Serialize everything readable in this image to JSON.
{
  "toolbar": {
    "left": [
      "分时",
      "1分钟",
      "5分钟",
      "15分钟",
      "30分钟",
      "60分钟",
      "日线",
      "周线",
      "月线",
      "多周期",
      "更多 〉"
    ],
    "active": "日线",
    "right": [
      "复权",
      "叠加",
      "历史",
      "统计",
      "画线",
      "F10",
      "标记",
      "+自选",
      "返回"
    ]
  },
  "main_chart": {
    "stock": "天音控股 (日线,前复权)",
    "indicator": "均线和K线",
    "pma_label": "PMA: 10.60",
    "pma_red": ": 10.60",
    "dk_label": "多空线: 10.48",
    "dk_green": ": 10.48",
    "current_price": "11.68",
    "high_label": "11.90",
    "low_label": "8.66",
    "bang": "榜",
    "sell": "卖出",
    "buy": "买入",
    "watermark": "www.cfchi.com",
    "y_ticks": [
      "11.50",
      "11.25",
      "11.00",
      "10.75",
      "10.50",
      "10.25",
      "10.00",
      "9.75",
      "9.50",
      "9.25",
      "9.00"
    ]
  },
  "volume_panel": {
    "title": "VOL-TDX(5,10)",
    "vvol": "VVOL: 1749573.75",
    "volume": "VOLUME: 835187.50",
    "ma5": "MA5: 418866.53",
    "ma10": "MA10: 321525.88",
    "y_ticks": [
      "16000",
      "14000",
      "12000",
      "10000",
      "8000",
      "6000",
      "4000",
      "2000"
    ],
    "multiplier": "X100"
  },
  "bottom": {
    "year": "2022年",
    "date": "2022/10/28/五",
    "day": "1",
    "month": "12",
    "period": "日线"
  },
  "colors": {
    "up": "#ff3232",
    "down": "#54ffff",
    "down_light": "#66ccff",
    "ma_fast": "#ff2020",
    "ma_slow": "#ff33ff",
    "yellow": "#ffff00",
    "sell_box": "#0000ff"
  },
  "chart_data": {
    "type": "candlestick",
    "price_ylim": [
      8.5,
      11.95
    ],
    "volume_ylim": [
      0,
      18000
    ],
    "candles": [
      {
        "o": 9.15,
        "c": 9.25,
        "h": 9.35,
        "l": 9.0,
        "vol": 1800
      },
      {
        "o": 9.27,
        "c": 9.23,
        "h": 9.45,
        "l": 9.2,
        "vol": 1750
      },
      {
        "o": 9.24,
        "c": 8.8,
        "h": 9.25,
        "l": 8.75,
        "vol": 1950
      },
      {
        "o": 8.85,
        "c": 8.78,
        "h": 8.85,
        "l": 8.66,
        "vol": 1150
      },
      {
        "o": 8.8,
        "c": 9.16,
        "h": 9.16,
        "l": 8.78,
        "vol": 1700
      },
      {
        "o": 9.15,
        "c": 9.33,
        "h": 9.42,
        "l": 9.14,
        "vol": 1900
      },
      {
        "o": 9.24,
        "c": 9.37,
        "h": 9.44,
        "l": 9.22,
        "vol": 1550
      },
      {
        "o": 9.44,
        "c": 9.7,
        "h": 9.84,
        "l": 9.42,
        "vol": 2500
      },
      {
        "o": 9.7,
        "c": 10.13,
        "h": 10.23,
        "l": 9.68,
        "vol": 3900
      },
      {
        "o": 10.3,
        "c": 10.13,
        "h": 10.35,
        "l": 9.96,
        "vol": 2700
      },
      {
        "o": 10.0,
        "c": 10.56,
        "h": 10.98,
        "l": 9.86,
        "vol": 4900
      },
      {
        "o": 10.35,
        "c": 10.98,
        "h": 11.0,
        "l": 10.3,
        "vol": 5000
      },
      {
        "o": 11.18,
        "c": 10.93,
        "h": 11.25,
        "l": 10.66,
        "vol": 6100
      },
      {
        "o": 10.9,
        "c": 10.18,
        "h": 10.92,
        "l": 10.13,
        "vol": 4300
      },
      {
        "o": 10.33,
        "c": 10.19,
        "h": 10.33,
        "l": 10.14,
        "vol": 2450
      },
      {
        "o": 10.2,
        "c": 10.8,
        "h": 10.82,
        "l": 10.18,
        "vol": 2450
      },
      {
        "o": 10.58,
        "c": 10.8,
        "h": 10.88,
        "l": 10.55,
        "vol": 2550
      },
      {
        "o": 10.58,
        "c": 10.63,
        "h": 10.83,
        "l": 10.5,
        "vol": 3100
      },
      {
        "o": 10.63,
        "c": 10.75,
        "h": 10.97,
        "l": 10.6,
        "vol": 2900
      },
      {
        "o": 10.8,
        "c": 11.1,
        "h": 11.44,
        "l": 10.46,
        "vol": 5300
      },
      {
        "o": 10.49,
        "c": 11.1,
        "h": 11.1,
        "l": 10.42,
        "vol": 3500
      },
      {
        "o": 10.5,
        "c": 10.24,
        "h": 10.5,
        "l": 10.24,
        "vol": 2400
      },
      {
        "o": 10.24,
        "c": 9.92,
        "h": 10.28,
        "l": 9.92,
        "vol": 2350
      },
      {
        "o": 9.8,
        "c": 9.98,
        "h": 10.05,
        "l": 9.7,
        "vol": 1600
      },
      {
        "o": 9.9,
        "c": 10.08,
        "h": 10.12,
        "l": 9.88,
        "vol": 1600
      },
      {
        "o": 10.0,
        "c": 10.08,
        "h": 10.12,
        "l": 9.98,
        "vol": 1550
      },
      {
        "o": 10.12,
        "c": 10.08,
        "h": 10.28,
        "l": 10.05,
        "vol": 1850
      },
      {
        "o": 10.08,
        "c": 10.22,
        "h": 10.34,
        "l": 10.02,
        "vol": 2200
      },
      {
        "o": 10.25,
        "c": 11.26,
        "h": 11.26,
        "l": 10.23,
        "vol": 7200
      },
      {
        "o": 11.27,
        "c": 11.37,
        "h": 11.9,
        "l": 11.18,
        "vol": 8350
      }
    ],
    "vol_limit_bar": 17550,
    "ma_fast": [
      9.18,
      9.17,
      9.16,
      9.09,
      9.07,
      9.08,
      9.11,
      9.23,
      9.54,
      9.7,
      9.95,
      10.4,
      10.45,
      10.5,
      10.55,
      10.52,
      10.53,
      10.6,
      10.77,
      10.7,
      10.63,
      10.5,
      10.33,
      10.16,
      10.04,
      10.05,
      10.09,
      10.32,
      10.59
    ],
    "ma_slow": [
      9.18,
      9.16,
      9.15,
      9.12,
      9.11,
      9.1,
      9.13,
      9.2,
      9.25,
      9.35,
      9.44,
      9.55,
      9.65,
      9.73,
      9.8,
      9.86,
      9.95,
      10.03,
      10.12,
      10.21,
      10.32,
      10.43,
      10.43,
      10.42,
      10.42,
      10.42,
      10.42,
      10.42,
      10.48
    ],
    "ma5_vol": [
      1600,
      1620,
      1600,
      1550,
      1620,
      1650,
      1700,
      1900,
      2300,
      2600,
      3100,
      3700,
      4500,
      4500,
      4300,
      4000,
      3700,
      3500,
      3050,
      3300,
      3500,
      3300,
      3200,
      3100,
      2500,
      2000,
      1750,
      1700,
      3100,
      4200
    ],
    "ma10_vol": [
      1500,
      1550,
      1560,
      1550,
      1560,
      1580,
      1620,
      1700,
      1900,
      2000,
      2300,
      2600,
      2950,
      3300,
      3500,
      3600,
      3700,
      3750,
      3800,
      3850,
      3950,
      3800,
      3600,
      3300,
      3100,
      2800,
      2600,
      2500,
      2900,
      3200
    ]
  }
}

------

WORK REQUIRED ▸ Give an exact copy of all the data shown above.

SOLUTION BELOW ▸
Serialize everything readable in this image to JSON.
{
  "toolbar": {
    "left": [
      "分时",
      "1分钟",
      "5分钟",
      "15分钟",
      "30分钟",
      "60分钟",
      "日线",
      "周线",
      "月线",
      "多周期",
      "更多 〉"
    ],
    "active": "日线",
    "right": [
      "复权",
      "叠加",
      "历史",
      "统计",
      "画线",
      "F10",
      "标记",
      "+自选",
      "返回"
    ]
  },
  "main_chart": {
    "stock": "天音控股 (日线,前复权)",
    "indicator": "均线和K线",
    "pma_label": "PMA: 10.60",
    "pma_red": ": 10.60",
    "dk_label": "多空线: 10.48",
    "dk_green": ": 10.48",
    "current_price": "11.68",
    "high_label": "11.90",
    "low_label": "8.66",
    "bang": "榜",
    "sell": "卖出",
    "buy": "买入",
    "watermark": "www.cfchi.com",
    "y_ticks": [
      "11.50",
      "11.25",
      "11.00",
      "10.75",
      "10.50",
      "10.25",
      "10.00",
      "9.75",
      "9.50",
      "9.25",
      "9.00"
    ]
  },
  "volume_panel": {
    "title": "VOL-TDX(5,10)",
    "vvol": "VVOL: 1749573.75",
    "volume": "VOLUME: 835187.50",
    "ma5": "MA5: 418866.53",
    "ma10": "MA10: 321525.88",
    "y_ticks": [
      "16000",
      "14000",
      "12000",
      "10000",
      "8000",
      "6000",
      "4000",
      "2000"
    ],
    "multiplier": "X100"
  },
  "bottom": {
    "year": "2022年",
    "date": "2022/10/28/五",
    "day": "1",
    "month": "12",
    "period": "日线"
  },
  "colors": {
    "up": "#ff3232",
    "down": "#54ffff",
    "down_light": "#66ccff",
    "ma_fast": "#ff2020",
    "ma_slow": "#ff33ff",
    "yellow": "#ffff00",
    "sell_box": "#0000ff"
  },
  "chart_data": {
    "type": "candlestick",
    "price_ylim": [
      8.5,
      11.95
    ],
    "volume_ylim": [
      0,
      18000
    ],
    "candles": [
      {
        "o": 9.15,
        "c": 9.25,
        "h": 9.35,
        "l": 9.0,
        "vol": 1800
      },
      {
        "o": 9.27,
        "c": 9.23,
        "h": 9.45,
        "l": 9.2,
        "vol": 1750
      },
      {
        "o": 9.24,
        "c": 8.8,
        "h": 9.25,
        "l": 8.75,
        "vol": 1950
      },
      {
        "o": 8.85,
        "c": 8.78,
        "h": 8.85,
        "l": 8.66,
        "vol": 1150
      },
      {
        "o": 8.8,
        "c": 9.16,
        "h": 9.16,
        "l": 8.78,
        "vol": 1700
      },
      {
        "o": 9.15,
        "c": 9.33,
        "h": 9.42,
        "l": 9.14,
        "vol": 1900
      },
      {
        "o": 9.24,
        "c": 9.37,
        "h": 9.44,
        "l": 9.22,
        "vol": 1550
      },
      {
        "o": 9.44,
        "c": 9.7,
        "h": 9.84,
        "l": 9.42,
        "vol": 2500
      },
      {
        "o": 9.7,
        "c": 10.13,
        "h": 10.23,
        "l": 9.68,
        "vol": 3900
      },
      {
        "o": 10.3,
        "c": 10.13,
        "h": 10.35,
        "l": 9.96,
        "vol": 2700
      },
      {
        "o": 10.0,
        "c": 10.56,
        "h": 10.98,
        "l": 9.86,
        "vol": 4900
      },
      {
        "o": 10.35,
        "c": 10.98,
        "h": 11.0,
        "l": 10.3,
        "vol": 5000
      },
      {
        "o": 11.18,
        "c": 10.93,
        "h": 11.25,
        "l": 10.66,
        "vol": 6100
      },
      {
        "o": 10.9,
        "c": 10.18,
        "h": 10.92,
        "l": 10.13,
        "vol": 4300
      },
      {
        "o": 10.33,
        "c": 10.19,
        "h": 10.33,
        "l": 10.14,
        "vol": 2450
      },
      {
        "o": 10.2,
        "c": 10.8,
        "h": 10.82,
        "l": 10.18,
        "vol": 2450
      },
      {
        "o": 10.58,
        "c": 10.8,
        "h": 10.88,
        "l": 10.55,
        "vol": 2550
      },
      {
        "o": 10.58,
        "c": 10.63,
        "h": 10.83,
        "l": 10.5,
        "vol": 3100
      },
      {
        "o": 10.63,
        "c": 10.75,
        "h": 10.97,
        "l": 10.6,
        "vol": 2900
      },
      {
        "o": 10.8,
        "c": 11.1,
        "h": 11.44,
        "l": 10.46,
        "vol": 5300
      },
      {
        "o": 10.49,
        "c": 11.1,
        "h": 11.1,
        "l": 10.42,
        "vol": 3500
      },
      {
        "o": 10.5,
        "c": 10.24,
        "h": 10.5,
        "l": 10.24,
        "vol": 2400
      },
      {
        "o": 10.24,
        "c": 9.92,
        "h": 10.28,
        "l": 9.92,
        "vol": 2350
      },
      {
        "o": 9.8,
        "c": 9.98,
        "h": 10.05,
        "l": 9.7,
        "vol": 1600
      },
      {
        "o": 9.9,
        "c": 10.08,
        "h": 10.12,
        "l": 9.88,
        "vol": 1600
      },
      {
        "o": 10.0,
        "c": 10.08,
        "h": 10.12,
        "l": 9.98,
        "vol": 1550
      },
      {
        "o": 10.12,
        "c": 10.08,
        "h": 10.28,
        "l": 10.05,
        "vol": 1850
      },
      {
        "o": 10.08,
        "c": 10.22,
        "h": 10.34,
        "l": 10.02,
        "vol": 2200
      },
      {
        "o": 10.25,
        "c": 11.26,
        "h": 11.26,
        "l": 10.23,
        "vol": 7200
      },
      {
        "o": 11.27,
        "c": 11.37,
        "h": 11.9,
        "l": 11.18,
        "vol": 8350
      }
    ],
    "vol_limit_bar": 17550,
    "ma_fast": [
      9.18,
      9.17,
      9.16,
      9.09,
      9.07,
      9.08,
      9.11,
      9.23,
      9.54,
      9.7,
      9.95,
      10.4,
      10.45,
      10.5,
      10.55,
      10.52,
      10.53,
      10.6,
      10.77,
      10.7,
      10.63,
      10.5,
      10.33,
      10.16,
      10.04,
      10.05,
      10.09,
      10.32,
      10.59
    ],
    "ma_slow": [
      9.18,
      9.16,
      9.15,
      9.12,
      9.11,
      9.1,
      9.13,
      9.2,
      9.25,
      9.35,
      9.44,
      9.55,
      9.65,
      9.73,
      9.8,
      9.86,
      9.95,
      10.03,
      10.12,
      10.21,
      10.32,
      10.43,
      10.43,
      10.42,
      10.42,
      10.42,
      10.42,
      10.42,
      10.48
    ],
    "ma5_vol": [
      1600,
      1620,
      1600,
      1550,
      1620,
      1650,
      1700,
      1900,
      2300,
      2600,
      3100,
      3700,
      4500,
      4500,
      4300,
      4000,
      3700,
      3500,
      3050,
      3300,
      3500,
      3300,
      3200,
      3100,
      2500,
      2000,
      1750,
      1700,
      3100,
      4200
    ],
    "ma10_vol": [
      1500,
      1550,
      1560,
      1550,
      1560,
      1580,
      1620,
      1700,
      1900,
      2000,
      2300,
      2600,
      2950,
      3300,
      3500,
      3600,
      3700,
      3750,
      3800,
      3850,
      3950,
      3800,
      3600,
      3300,
      3100,
      2800,
      2600,
      2500,
      2900,
      3200
    ]
  }
}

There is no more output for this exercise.